■ **Task details**
Which lines below contain "baby"? Copy every one of them.

==== Provided data

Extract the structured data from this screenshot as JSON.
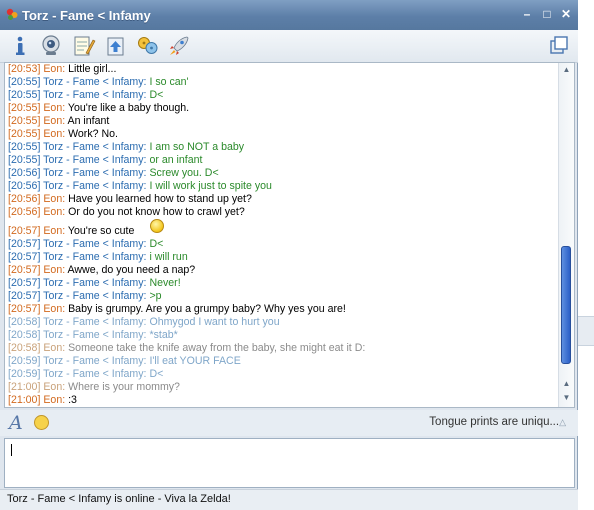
{
  "window": {
    "title": "Torz - Fame < Infamy"
  },
  "colors": {
    "titlebar": "#5d7fa8",
    "remote_timestamp": "#2b6cb0",
    "remote_name": "#2b6cb0",
    "remote_text": "#2b8a2b",
    "local_timestamp": "#d2691e",
    "local_name": "#d2691e",
    "local_text": "#000000",
    "faded_remote": "#7fa6c9",
    "faded_local": "#c9a27a",
    "faded_text": "#8b8b8b",
    "scroll_thumb": "#2b5fc7"
  },
  "toolbar": {
    "icons": [
      "info-icon",
      "webcam-icon",
      "notepad-icon",
      "send-file-icon",
      "games-icon",
      "rocket-icon"
    ],
    "expand_icon": "expand-icon"
  },
  "messages": [
    {
      "ts": "[20:53]",
      "who": "local",
      "name": "Eon:",
      "text": "Little girl...",
      "faded": false
    },
    {
      "ts": "[20:55]",
      "who": "remote",
      "name": "Torz - Fame < Infamy:",
      "text": "I so can'",
      "faded": false
    },
    {
      "ts": "[20:55]",
      "who": "remote",
      "name": "Torz - Fame < Infamy:",
      "text": "D<",
      "faded": false
    },
    {
      "ts": "[20:55]",
      "who": "local",
      "name": "Eon:",
      "text": "You're like a baby though.",
      "faded": false
    },
    {
      "ts": "[20:55]",
      "who": "local",
      "name": "Eon:",
      "text": "An infant",
      "faded": false
    },
    {
      "ts": "[20:55]",
      "who": "local",
      "name": "Eon:",
      "text": "Work? No.",
      "faded": false
    },
    {
      "ts": "[20:55]",
      "who": "remote",
      "name": "Torz - Fame < Infamy:",
      "text": "I am so NOT a baby",
      "faded": false
    },
    {
      "ts": "[20:55]",
      "who": "remote",
      "name": "Torz - Fame < Infamy:",
      "text": "or an infant",
      "faded": false
    },
    {
      "ts": "[20:56]",
      "who": "remote",
      "name": "Torz - Fame < Infamy:",
      "text": "Screw you. D<",
      "faded": false
    },
    {
      "ts": "[20:56]",
      "who": "remote",
      "name": "Torz - Fame < Infamy:",
      "text": "I will work just to spite you",
      "faded": false
    },
    {
      "ts": "[20:56]",
      "who": "local",
      "name": "Eon:",
      "text": "Have you learned how to stand up yet?",
      "faded": false
    },
    {
      "ts": "[20:56]",
      "who": "local",
      "name": "Eon:",
      "text": "Or do you not know how to crawl yet?",
      "faded": false
    },
    {
      "ts": "[20:57]",
      "who": "local",
      "name": "Eon:",
      "text": "You're so cute",
      "faded": false
    },
    {
      "ts": "[20:57]",
      "who": "remote",
      "name": "Torz - Fame < Infamy:",
      "text": "D<",
      "faded": false
    },
    {
      "ts": "[20:57]",
      "who": "remote",
      "name": "Torz - Fame < Infamy:",
      "text": "i will run",
      "faded": false
    },
    {
      "ts": "[20:57]",
      "who": "local",
      "name": "Eon:",
      "text": "Awwe, do you need a nap?",
      "faded": false
    },
    {
      "ts": "[20:57]",
      "who": "remote",
      "name": "Torz - Fame < Infamy:",
      "text": "Never!",
      "faded": false
    },
    {
      "ts": "[20:57]",
      "who": "remote",
      "name": "Torz - Fame < Infamy:",
      "text": ">p",
      "faded": false
    },
    {
      "ts": "[20:57]",
      "who": "local",
      "name": "Eon:",
      "text": "Baby is grumpy. Are you a grumpy baby? Why yes you are!",
      "faded": false
    },
    {
      "ts": "[20:58]",
      "who": "remote",
      "name": "Torz - Fame < Infamy:",
      "text": "Ohmygod I want to hurt you",
      "faded": true
    },
    {
      "ts": "[20:58]",
      "who": "remote",
      "name": "Torz - Fame < Infamy:",
      "text": "*stab*",
      "faded": true
    },
    {
      "ts": "[20:58]",
      "who": "local",
      "name": "Eon:",
      "text": "Someone take the knife away from the baby, she might eat it D:",
      "faded": true
    },
    {
      "ts": "[20:59]",
      "who": "remote",
      "name": "Torz - Fame < Infamy:",
      "text": "I'll eat YOUR FACE",
      "faded": true
    },
    {
      "ts": "[20:59]",
      "who": "remote",
      "name": "Torz - Fame < Infamy:",
      "text": "D<",
      "faded": true
    },
    {
      "ts": "[21:00]",
      "who": "local",
      "name": "Eon:",
      "text": "Where is your mommy?",
      "faded": true
    },
    {
      "ts": "[21:00]",
      "who": "local",
      "name": "Eon:",
      "text": ":3",
      "faded": false
    }
  ],
  "format_bar": {
    "tagline": "Tongue prints are uniqu..."
  },
  "input": {
    "value": ""
  },
  "status": {
    "text": "Torz - Fame < Infamy is online - Viva la Zelda!"
  }
}
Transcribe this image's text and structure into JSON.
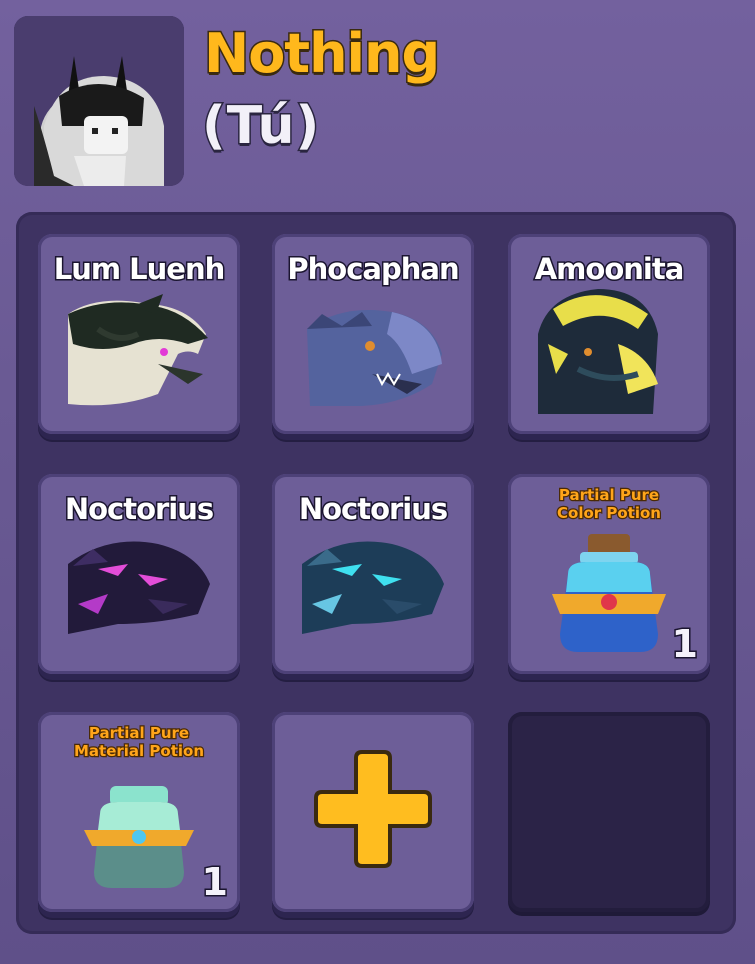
{
  "profile": {
    "username": "Nothing",
    "display_name": "(Tú)"
  },
  "inventory": {
    "slots": [
      {
        "label": "Lum Luenh",
        "kind": "dragon"
      },
      {
        "label": "Phocaphan",
        "kind": "dragon"
      },
      {
        "label": "Amoonita",
        "kind": "dragon"
      },
      {
        "label": "Noctorius",
        "kind": "dragon"
      },
      {
        "label": "Noctorius",
        "kind": "dragon"
      },
      {
        "label": "Partial Pure Color Potion",
        "kind": "potion",
        "quantity": "1"
      },
      {
        "label": "Partial Pure Material Potion",
        "kind": "potion",
        "quantity": "1"
      },
      {
        "label": "",
        "kind": "add-slot-button"
      },
      {
        "label": "",
        "kind": "empty"
      }
    ]
  },
  "colors": {
    "username": "#ffb81c",
    "panel": "#3e3362",
    "slot": "#6d5e98",
    "add_button": "#ffbd1f"
  }
}
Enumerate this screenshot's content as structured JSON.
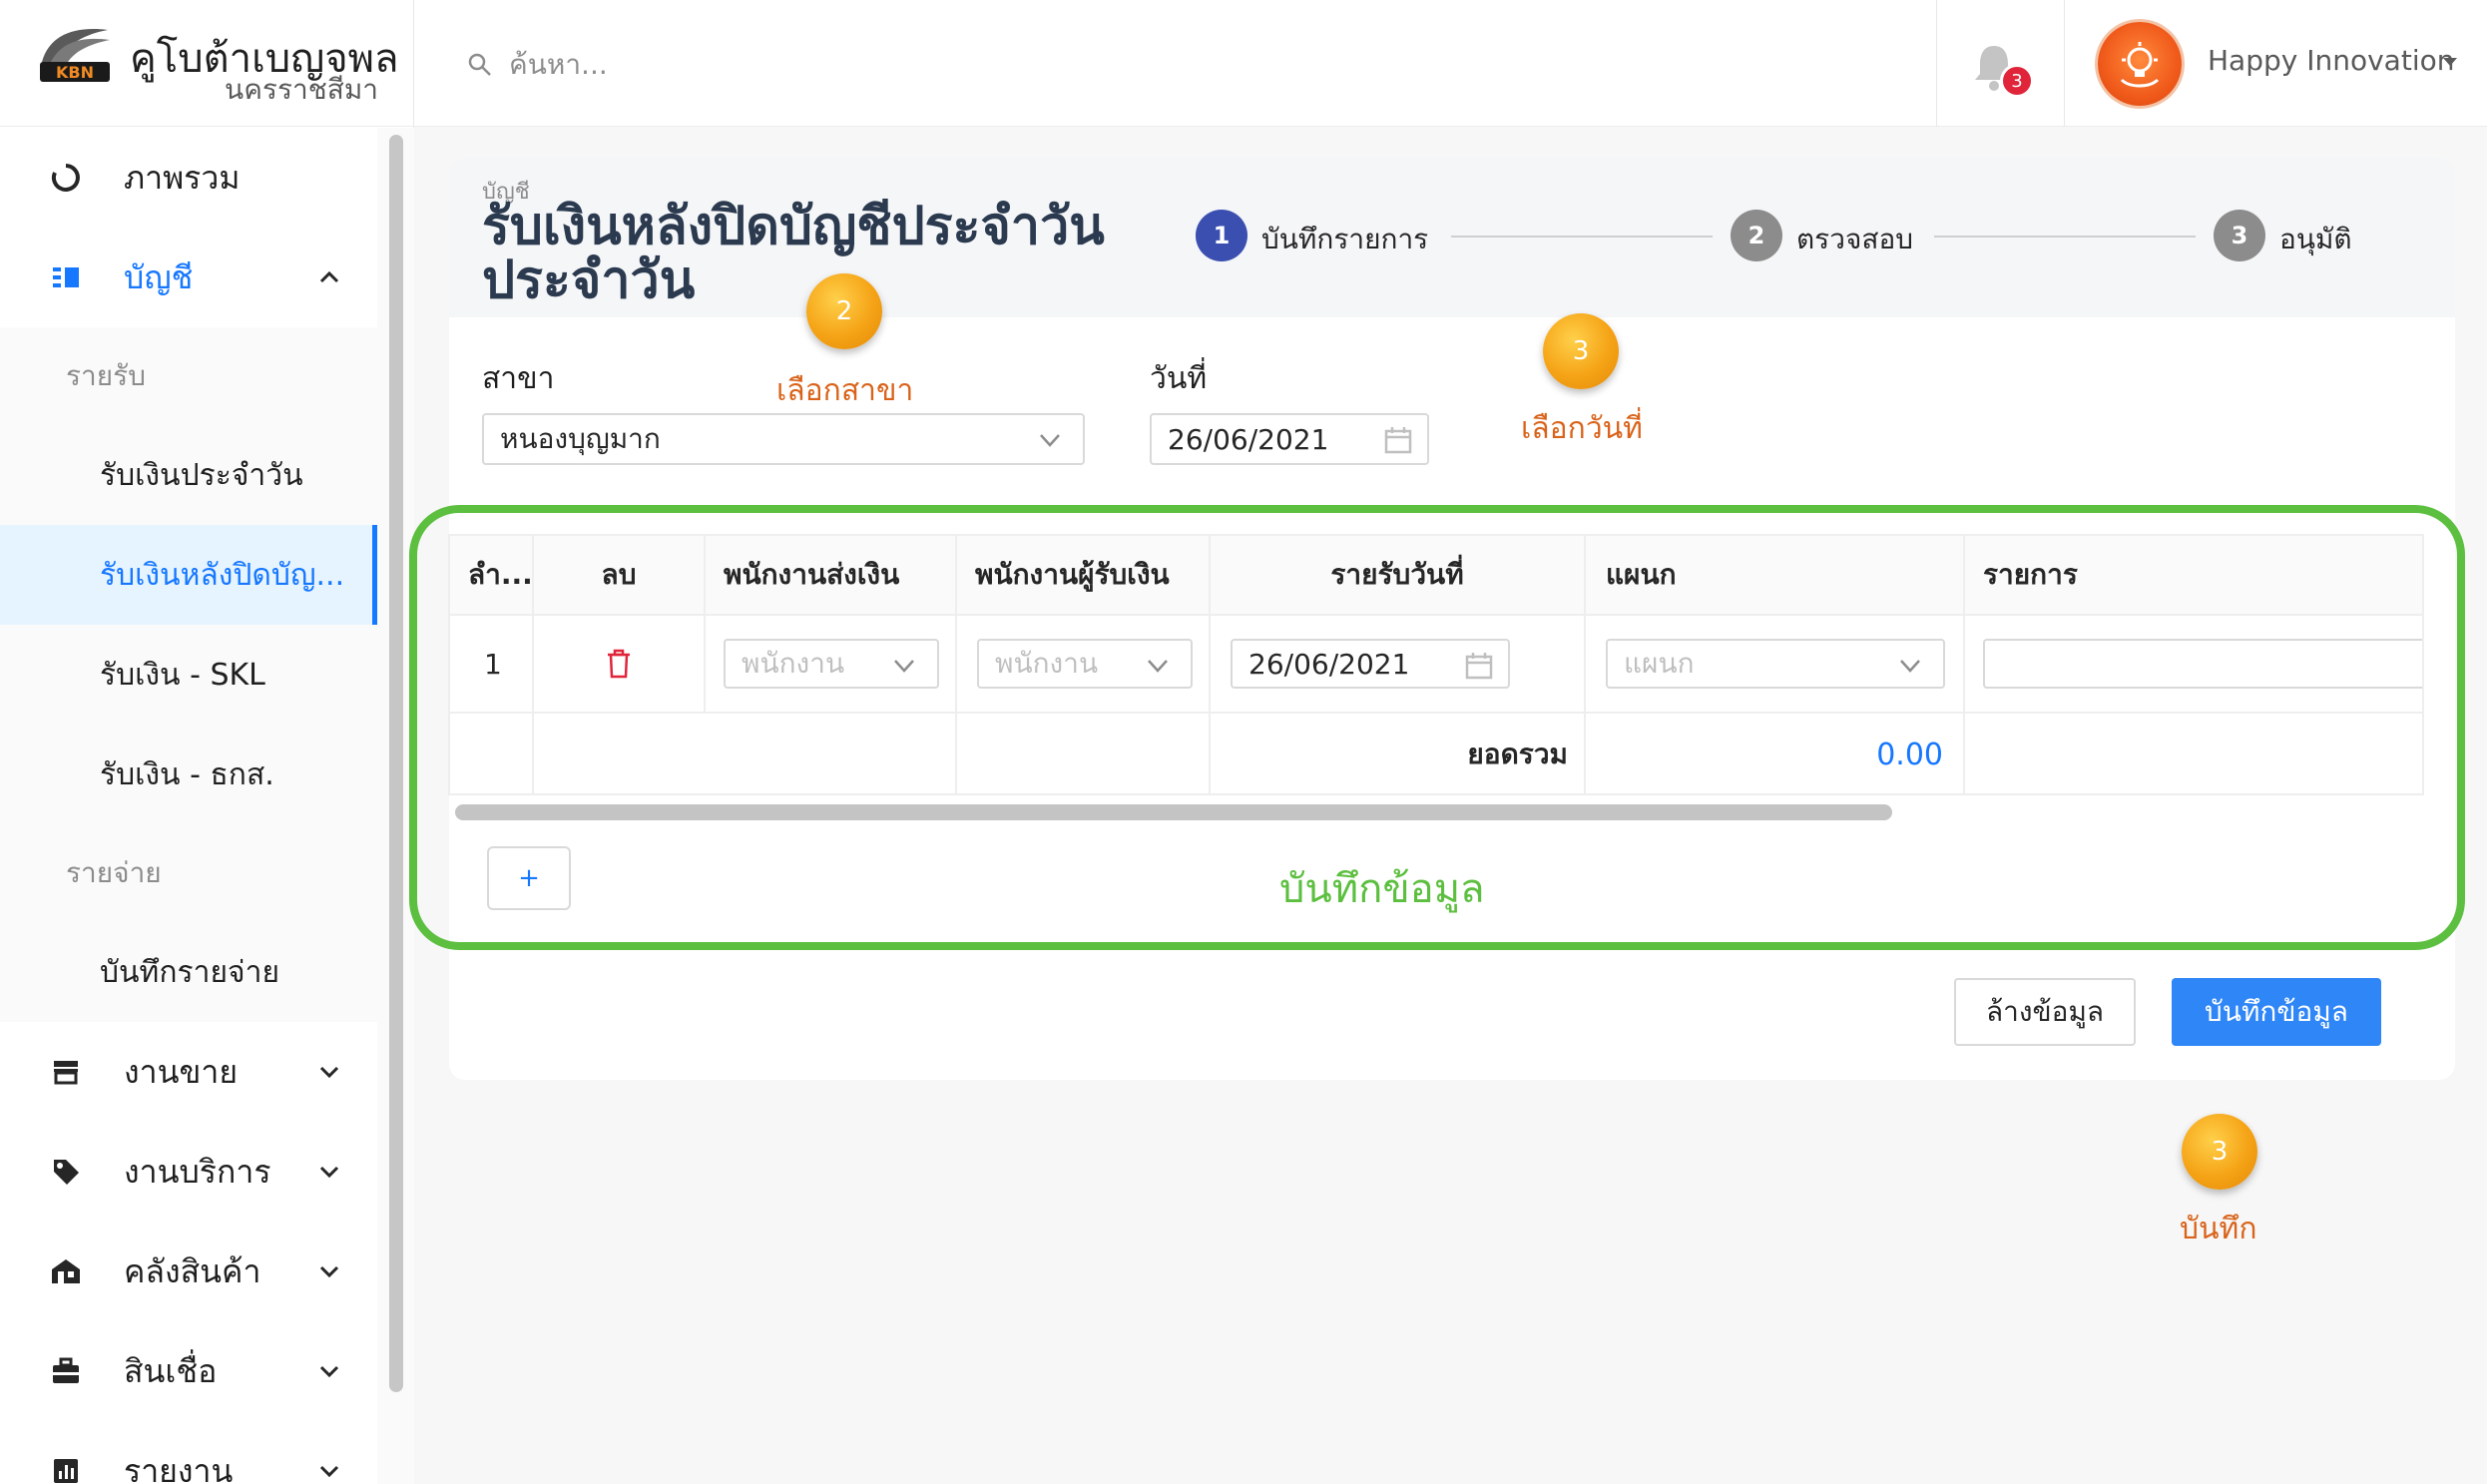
{
  "brand": {
    "title": "คูโบต้าเบญจพล",
    "subtitle": "นครราชสีมา",
    "logo_text": "KBN"
  },
  "header": {
    "search_placeholder": "ค้นหา...",
    "notification_count": "3",
    "user_name": "Happy Innovation"
  },
  "sidebar": {
    "overview": "ภาพรวม",
    "account": "บัญชี",
    "income_group": "รายรับ",
    "income_items": [
      "รับเงินประจำวัน",
      "รับเงินหลังปิดบัญ...",
      "รับเงิน - SKL",
      "รับเงิน - ธกส."
    ],
    "expense_group": "รายจ่าย",
    "expense_items": [
      "บันทึกรายจ่าย"
    ],
    "sales": "งานขาย",
    "service": "งานบริการ",
    "warehouse": "คลังสินค้า",
    "credit": "สินเชื่อ",
    "reports": "รายงาน"
  },
  "page": {
    "breadcrumb": "บัญชี",
    "title": "รับเงินหลังปิดบัญชีประจำวัน ประจำวัน"
  },
  "steps": [
    {
      "num": "1",
      "label": "บันทึกรายการ",
      "color": "#3a4fb0"
    },
    {
      "num": "2",
      "label": "ตรวจสอบ",
      "color": "#8c8c8c"
    },
    {
      "num": "3",
      "label": "อนุมัติ",
      "color": "#8c8c8c"
    }
  ],
  "form": {
    "branch_label": "สาขา",
    "branch_value": "หนองบุญมาก",
    "date_label": "วันที่",
    "date_value": "26/06/2021"
  },
  "annotations": {
    "branch": {
      "num": "2",
      "text": "เลือกสาขา"
    },
    "date": {
      "num": "3",
      "text": "เลือกวันที่"
    },
    "save": {
      "num": "3",
      "text": "บันทึก"
    },
    "table_caption": "บันทึกข้อมูล"
  },
  "table": {
    "headers": [
      "ลำ...",
      "ลบ",
      "พนักงานส่งเงิน",
      "พนักงานผู้รับเงิน",
      "รายรับวันที่",
      "แผนก",
      "รายการ"
    ],
    "row": {
      "index": "1",
      "sender_placeholder": "พนักงาน",
      "receiver_placeholder": "พนักงาน",
      "date": "26/06/2021",
      "department_placeholder": "แผนก"
    },
    "total_label": "ยอดรวม",
    "total_value": "0.00",
    "add_label": "+"
  },
  "actions": {
    "clear": "ล้างข้อมูล",
    "save": "บันทึกข้อมูล"
  },
  "colors": {
    "accent": "#1677ff",
    "highlight_frame": "#5cbf3f",
    "annotation": "#f5a316"
  }
}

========

■ **Written response**
      "text": "You're like a baby though.",
      "text": "I am so NOT a baby",
      "text": "Baby is grumpy. Are you a grumpy baby? Why yes you are!",
      "text": "Someone take the knife away from the baby, she might eat it D:",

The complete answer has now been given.